This distributes processing for the users of a specific service across their own personal devices. This passes part of the processing cost to users themselves which seems fair but would be currently limited to niche systems.

Altcoins have introduced new ways of securing their network including Proof of Stake, where the mining is combined with ownership of the token and rewarded on a percent basis. This, however, has received a lot of criticism, because according to current thinking, it wouldn’t be nearly as secure.

Ignoring the mining itself, Bitcoin believers can, solely to support the network, install nodes but as we have seen this doesn’t scale to challenge the payment processing power of centralised companies like Paypal.

Just two days ago @aronvanammers and I sat having a curry (disclaimer: and a few beers) and strayed into;


‘How could you tap into the latent processing power of groups of consumers currently unconnected to bitcoin, like gamers, to power a decentralised global transactions processing network?’.


At first we considered could you make the games themselves perform the math required for bitcoin mining. But quickly binned the idea.


The next day I see Adam Draper ask on Zap Chain;

adam draper


answer from bitcoiners… broadly yes as long as it didn’t slow things down too much & there was a good incentive.

My answer;

Yes dependent on impact to battery. But I’m not sure about the wider public and certainly not without incentive. Although I do have a good idea what that incentive could be….


Next day; I hear uTorrent quietly installs mining nodes on their users devices without permission slowing the victims processing down. Actually it turns out it was EpicScale an ad partner of theirs but it leads me to the thought;




my tweet mining


and that’s not so crazy when you think of the size of gaming operators like Zynga alone or the gaming market as a whole (see below).



The idea that ‘freemium’ becomes ‘with a processing node for something else’ could be where we’re heading. For any but a few companies, investing in full mining rigs for the sole purpose of Bitcoin mining just doesn’t make sense. But even running a Bitcoin miner on users desktops or mobiles might not be the most profitable way to “use” the spare capacity of end user devices as botnet exploiters have found out.

Staying on gaming however there might be more to it. Mobile gaming is fun but largely a waste of everyone’s time and money when you get down to it. Although the computing capacity of an end user mobile device isn’t nearly enough to compete in Bitcoin mining with even the smallest ASIC device in a mining farm, the mobile device is able to perform more lightweight cryptographic operations. Adding in the aspect that each mobile gamer is a human on a unique device at a unique location might offer additional possibilities to include in “mining” or processing/network-securing algorithms. In other words, combine Bitcoin with Lazooz and Candy Crush to create a new form of digital scarcity.

On a technical level, realizing something like this might not be viable at all, and at a minimum it requires a solid solution for guaranteeing that the user playing is a real human. Any form of computation that is compensated with value can be tricked, and for this example we just have to envision millions of bots “playing” games to see where the weakness is. However we do need radically different methods of securing blockchains.

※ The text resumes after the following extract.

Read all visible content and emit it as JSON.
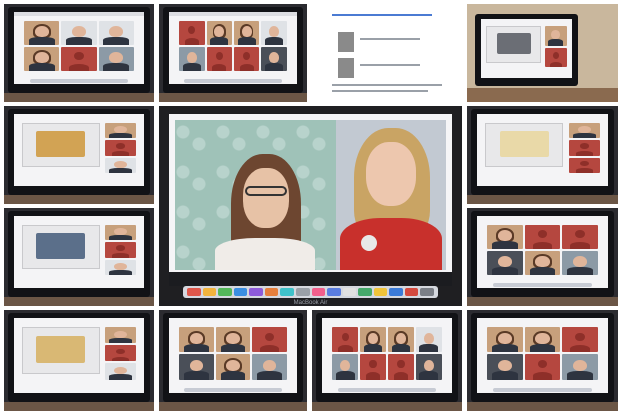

Thinking from the perspective of the user the only real barriers are:

– Communicating / normalising ‘mining’ to the average consumer

– Specific to gaming, slowing down the speed of the the gaming experience

– More generally, slowing down the speed of the devices themselves


All this has led me to come to the conclusion of the need to add a 9th BUILDING BLOCK FOR A SUCCESSFUL INDUSTRY‘ which is…


Jamie Burke